On Bateito island in the Pacific, visiting scientist Dr. Yamadano (voiced by Junpei Takiguchi) discovers nuclear bomb tests have spawned a new race of psychic super-beings called Fumoon. Back in Japan, ace detective Shunsaku Ban (Kosei Tomita) and his nephew Kenichi (Hiroshi Suzuki) marvel at a captive specimen: the flower fairy-like Rococo (Mari Okamoto). But in a spectacular display of psychic pyrotechnics, the creature escapes aboard a UFO with the startled Ban in tow. Aided by his cute kid sister Peach (Minori Matsushima), Kenichi investigates the mysterious disappearance of animals from the local zoo which he believes is somehow connected with his uncle’s abduction.
The trail leads to a United Nations conference where they befriend gutsy journalist Rock (Kaneto Shiozawa) and his girlfriend Cocoa (Kumiko Takizawa) whose father (Ichiro Nagai), the hot-tempered ambassador of a global superpower called Star, is far too busy waging a cold war feud against Lednof (Chikao Otsuka), premier of rival nation the Union, to probe the mystery. Scheming industrialist Gamata (Kenji Utsumi) takes an interest however and trails our heroes to Bateito where they uncover the vast underground lair of the Fumoon. Here, Rococo informs the captive humans that a giant cloud of poison gas is approaching from outer space and will wipe out all life on Earth. Having gathered animals aboard an armada of space arks, Rococo and her Fumoon sisters intend to begin life anew on some distant planet.
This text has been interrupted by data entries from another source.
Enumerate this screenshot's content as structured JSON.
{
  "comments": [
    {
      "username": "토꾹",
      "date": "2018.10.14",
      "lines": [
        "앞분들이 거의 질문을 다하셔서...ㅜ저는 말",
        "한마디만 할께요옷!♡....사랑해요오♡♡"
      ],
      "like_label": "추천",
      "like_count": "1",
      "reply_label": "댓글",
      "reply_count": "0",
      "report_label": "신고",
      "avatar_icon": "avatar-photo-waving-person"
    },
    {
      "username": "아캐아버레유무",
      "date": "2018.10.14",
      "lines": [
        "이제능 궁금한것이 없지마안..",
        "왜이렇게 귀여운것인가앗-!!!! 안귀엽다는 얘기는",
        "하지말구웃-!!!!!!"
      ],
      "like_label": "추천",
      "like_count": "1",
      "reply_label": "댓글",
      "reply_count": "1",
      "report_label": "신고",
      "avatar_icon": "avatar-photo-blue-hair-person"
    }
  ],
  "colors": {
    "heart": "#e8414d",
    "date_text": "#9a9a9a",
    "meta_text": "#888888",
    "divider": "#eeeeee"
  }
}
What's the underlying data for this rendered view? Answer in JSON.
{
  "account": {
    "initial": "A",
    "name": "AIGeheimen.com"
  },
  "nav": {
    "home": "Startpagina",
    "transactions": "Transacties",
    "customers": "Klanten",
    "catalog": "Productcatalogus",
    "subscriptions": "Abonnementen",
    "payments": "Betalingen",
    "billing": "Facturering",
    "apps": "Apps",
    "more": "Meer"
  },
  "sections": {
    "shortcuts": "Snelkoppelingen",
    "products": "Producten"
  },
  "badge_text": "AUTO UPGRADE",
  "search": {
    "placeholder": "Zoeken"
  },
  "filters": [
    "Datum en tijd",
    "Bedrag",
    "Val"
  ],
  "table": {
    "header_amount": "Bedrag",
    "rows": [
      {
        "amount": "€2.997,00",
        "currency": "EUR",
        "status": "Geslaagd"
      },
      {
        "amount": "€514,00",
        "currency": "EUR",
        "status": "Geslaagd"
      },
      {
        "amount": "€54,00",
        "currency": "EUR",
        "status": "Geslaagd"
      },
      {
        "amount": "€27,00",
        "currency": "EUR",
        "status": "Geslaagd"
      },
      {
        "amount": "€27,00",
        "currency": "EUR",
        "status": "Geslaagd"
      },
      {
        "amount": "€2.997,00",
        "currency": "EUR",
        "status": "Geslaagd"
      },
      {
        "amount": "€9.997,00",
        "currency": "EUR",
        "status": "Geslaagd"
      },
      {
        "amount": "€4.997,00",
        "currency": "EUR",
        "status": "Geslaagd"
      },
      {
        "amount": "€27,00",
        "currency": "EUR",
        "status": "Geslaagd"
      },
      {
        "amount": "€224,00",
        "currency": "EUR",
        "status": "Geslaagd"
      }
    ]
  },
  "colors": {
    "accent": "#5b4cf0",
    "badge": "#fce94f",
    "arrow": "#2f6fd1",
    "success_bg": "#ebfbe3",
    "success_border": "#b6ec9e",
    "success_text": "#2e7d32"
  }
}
Er, but what of the human race? Well, given mankind seems hell-bent on global destruction, the Fumoon figure they might as well leave them to it. Needless to say, this does not sit well with Kenichi and company.
There is a long tradition in science fiction of benign but slightly smug aliens lecturing mankind about how their foolish ways have wrecked the planet. Although technically closer to advanced superhumans akin to the X-Men rather than alien beings, Osamu Tezuka’s elfin creations fall firmly in the tradition established by the likes of the saintly Klaatu from landmark science fiction classic The Day the Earth Stood Still (1951) or the benevolent starfish-shaped space visitors in the underrated Japanese live action gem Warning from Space (1956). Adapting his 1951 manga “The Next World”, which he wrote in reaction to the Korean War and nuclear testing in the Pacific, Tezuka updated his themes in the wake of then newly-escalated Cold War. Hence the story’s emphasis on the apocalypse-courting antics of Star and the Union, thinly veiled stand-ins for the USA and then Soviet Russia. Fumoon brings together Tezuka’s fondness for mystery thrillers, high concept science fiction and classic adventure yarns adding an intriguing political element. His light touch prevents the film coming across as overly preachy though it is pretty blunt in laying the blame on belligerent politicians and self-serving corporate entities for having brought the world to the edge of ruin.
Luckily the inherent decency of Kenichi, Ban, Peach and the rest proves enough to sway Rococo’s mind towards concocting a desperate plan to evade the gas cloud. It builds to a third act that conveys a potent sense of apocalyptic doom recalling vintage George Pal as global super-powers continue waging a pointless war even as the world is about to end with innocents caught in the crossfire before rioters stupidly destroy their last chance for salvation. As usual Tezuka crams everything he can into ninety minutes going all out in a bid to entertain as much as enlighten: cool Ken Adam-style sets and gadgetry, knockabout slapstick, awe-inspiring super-science, Buddhist philosophy, big action set-pieces and moral debates. It results in an uneven yet endearingly idiosyncratic mix far more ambitious than your average bland contemporary Dreamworks effort.